Protein powders and premixed shakes abound – but do you really need them? Naturopath Teresa Mitchell-Paterson tells you what you need to know.

Without question, protein is essential: your body demands it for growth, healing, reproduction, and a healthy immune system. It also staves off hunger pangs and cravings for sweet, starchy comfort foods. However, the amount of protein we need is surprisingly small: Australian women aged 19 to 70 years require a mere 46 grams daily, rising to 57 grams after age 70. Pregnant women need 60 grams, rising to 67 grams during lactation. For men, the requirement is 64 grams – roughly the amount present in a 100-gram steak or 200 grams of natural yogurt – rising to 81 grams at age 70.

The vast majority of people should be able to obtain sufficient protein from their food – and certainly protein deficiency is rare in Australia. Meat, poultry, fish, eggs, and dairy foods are all excellent sources and contain complete proteins, meaning all nine essential amino acids are present. The exception may be those following a vegan diet. High-quality, plant-based protein powders, which can be purchased from wholefood suppliers such as Honest to Goodness (, can fill the gap. They include: pea (from sprouted yellow split peas), rice (sprouted brown rice), hemp (hemp seeds), soy (unless certified organic, it may be genetically modified), or fusion (a combination of pea, globe artichoke, sprouted amaranth and sprouted pea protein,

Speed weight loss?

The combination of a slightly higher intake of protein and low-GI carbohydrates has been shown to help with weight loss and keep hunger at bay, while being a relatively easy eating regimen to stick with over the long term. The drawback with using protein powders to boost protein intake is the additional kilojoules that will be stored as fat if the powders are taken in addition to normal meals and snacks, rather than replacing them.

Protein supplements may benefit athletes as their requirements tend to be much higher: elite endurance athletes need 1.5 grams per kilogram of lean body weight; footballers require 1.7 grams; while moderate-intensity athletes exercising four or five times a week for 45 to 60 minutes need 1.2 grams. Non-vegans can choose from a range of powders including whey, casein, egg white, or albumen.

Whey powder, the most popular protein supplement, comes in three forms: concentrate, isolate and hydrolysate. Isolates are more expensive as they undergo additional processing, something that may cause the loss of some of the health-promoting compounds present in a concentrate. On the plus side, the amount of protein per serving is higher. Whey isolates, and particularly hydrolysates, are more rapidly absorbed than concentrates and for this reason are usually taken immediately after a workout. A concentrate is absorbed at a moderate rate and is typically used between meals.

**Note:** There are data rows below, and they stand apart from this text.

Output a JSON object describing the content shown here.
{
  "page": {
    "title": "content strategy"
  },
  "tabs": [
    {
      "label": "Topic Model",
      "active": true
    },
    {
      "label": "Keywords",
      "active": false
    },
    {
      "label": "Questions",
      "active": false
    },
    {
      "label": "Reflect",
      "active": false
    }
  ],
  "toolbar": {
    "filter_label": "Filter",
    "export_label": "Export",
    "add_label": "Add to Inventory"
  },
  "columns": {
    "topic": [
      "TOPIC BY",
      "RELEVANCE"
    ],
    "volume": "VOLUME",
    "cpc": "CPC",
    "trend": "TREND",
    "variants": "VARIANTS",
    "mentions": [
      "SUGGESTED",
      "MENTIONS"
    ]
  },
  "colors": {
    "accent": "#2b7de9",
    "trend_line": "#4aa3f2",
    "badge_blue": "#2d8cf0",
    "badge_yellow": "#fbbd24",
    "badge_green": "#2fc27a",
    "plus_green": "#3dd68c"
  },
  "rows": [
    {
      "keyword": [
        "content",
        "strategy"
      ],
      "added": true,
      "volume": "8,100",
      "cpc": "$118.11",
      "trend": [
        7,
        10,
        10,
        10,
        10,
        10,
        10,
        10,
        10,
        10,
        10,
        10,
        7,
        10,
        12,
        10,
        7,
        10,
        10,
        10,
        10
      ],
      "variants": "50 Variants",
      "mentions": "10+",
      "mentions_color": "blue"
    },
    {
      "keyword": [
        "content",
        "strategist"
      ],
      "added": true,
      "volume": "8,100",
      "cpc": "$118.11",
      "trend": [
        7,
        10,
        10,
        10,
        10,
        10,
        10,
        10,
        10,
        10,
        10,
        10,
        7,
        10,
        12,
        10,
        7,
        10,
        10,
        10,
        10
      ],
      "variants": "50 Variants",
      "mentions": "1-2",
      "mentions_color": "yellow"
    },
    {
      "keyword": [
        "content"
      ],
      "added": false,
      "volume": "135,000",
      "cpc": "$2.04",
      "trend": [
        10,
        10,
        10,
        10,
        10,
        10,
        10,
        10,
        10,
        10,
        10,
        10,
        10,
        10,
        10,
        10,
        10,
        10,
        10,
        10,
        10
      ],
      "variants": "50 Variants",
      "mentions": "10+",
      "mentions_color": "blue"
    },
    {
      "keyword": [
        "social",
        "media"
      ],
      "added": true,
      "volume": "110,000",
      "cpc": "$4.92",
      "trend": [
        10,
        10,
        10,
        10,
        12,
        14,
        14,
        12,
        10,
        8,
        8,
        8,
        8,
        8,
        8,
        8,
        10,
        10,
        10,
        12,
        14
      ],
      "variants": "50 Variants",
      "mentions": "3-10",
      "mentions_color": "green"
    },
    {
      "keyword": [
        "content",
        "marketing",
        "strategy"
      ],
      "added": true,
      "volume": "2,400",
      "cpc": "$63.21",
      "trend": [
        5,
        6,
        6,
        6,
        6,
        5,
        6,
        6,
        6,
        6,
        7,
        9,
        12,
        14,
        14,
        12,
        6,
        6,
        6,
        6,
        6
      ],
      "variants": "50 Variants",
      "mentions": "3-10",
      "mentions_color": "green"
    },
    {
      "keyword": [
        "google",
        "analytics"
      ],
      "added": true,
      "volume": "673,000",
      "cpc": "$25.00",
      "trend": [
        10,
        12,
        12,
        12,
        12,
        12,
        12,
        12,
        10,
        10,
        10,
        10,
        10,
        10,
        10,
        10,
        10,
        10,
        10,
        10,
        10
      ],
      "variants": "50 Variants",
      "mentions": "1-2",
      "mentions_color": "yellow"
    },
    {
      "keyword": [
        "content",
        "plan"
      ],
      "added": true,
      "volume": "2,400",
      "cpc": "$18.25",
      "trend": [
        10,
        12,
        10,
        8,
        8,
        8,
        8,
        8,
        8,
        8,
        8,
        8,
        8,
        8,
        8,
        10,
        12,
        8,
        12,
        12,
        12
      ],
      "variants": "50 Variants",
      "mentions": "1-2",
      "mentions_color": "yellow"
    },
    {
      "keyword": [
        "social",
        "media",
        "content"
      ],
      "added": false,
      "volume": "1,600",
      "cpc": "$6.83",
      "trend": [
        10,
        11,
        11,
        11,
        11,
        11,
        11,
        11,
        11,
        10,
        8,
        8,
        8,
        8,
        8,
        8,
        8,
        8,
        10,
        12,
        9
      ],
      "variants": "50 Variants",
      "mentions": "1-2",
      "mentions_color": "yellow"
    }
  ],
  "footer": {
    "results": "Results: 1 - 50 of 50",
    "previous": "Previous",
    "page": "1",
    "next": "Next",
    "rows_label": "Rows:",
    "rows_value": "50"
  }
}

Casein takes longer to digest than a concentrate or isolate. Athletes and bodybuilders often use this form of protein as their final meal before sleep, as it provides a continual flow of amino acids throughout the night. Egg protein is not absorbed as rapidly as whey protein. It can be taken before a workout to provide essential amino acids the muscles need for performance, or immediately after for recovery. A major issue with these powders is that they’ll produce a reaction in those who are allergic or sensitive to dairy foods and eggs.

Dairy protein powders may be enhanced with creatine, fat metabolisers, and various vitamins and minerals. Less desirable are additives used to add flavour or texture, so scrutinise the ingredient panel, including the kilojoule content, as this can be pretty hefty. So can the price tag: protein powders tend to come at a higher cost than eating protein-rich foods. Bear in mind that more is not better when it comes to protein: excess intake can place additional pressure on the kidneys and increase calcium excretion through the urine, which may affect bone health. Finally, protein powders should enhance – but never replace – a nutrient-rich diet loaded with plant foods.

Teresa Mitchell-Paterson BHSc (CompMed), MHSc (HumNut), AdvDipNat, is a member of the Australian Traditional-Medicine Society.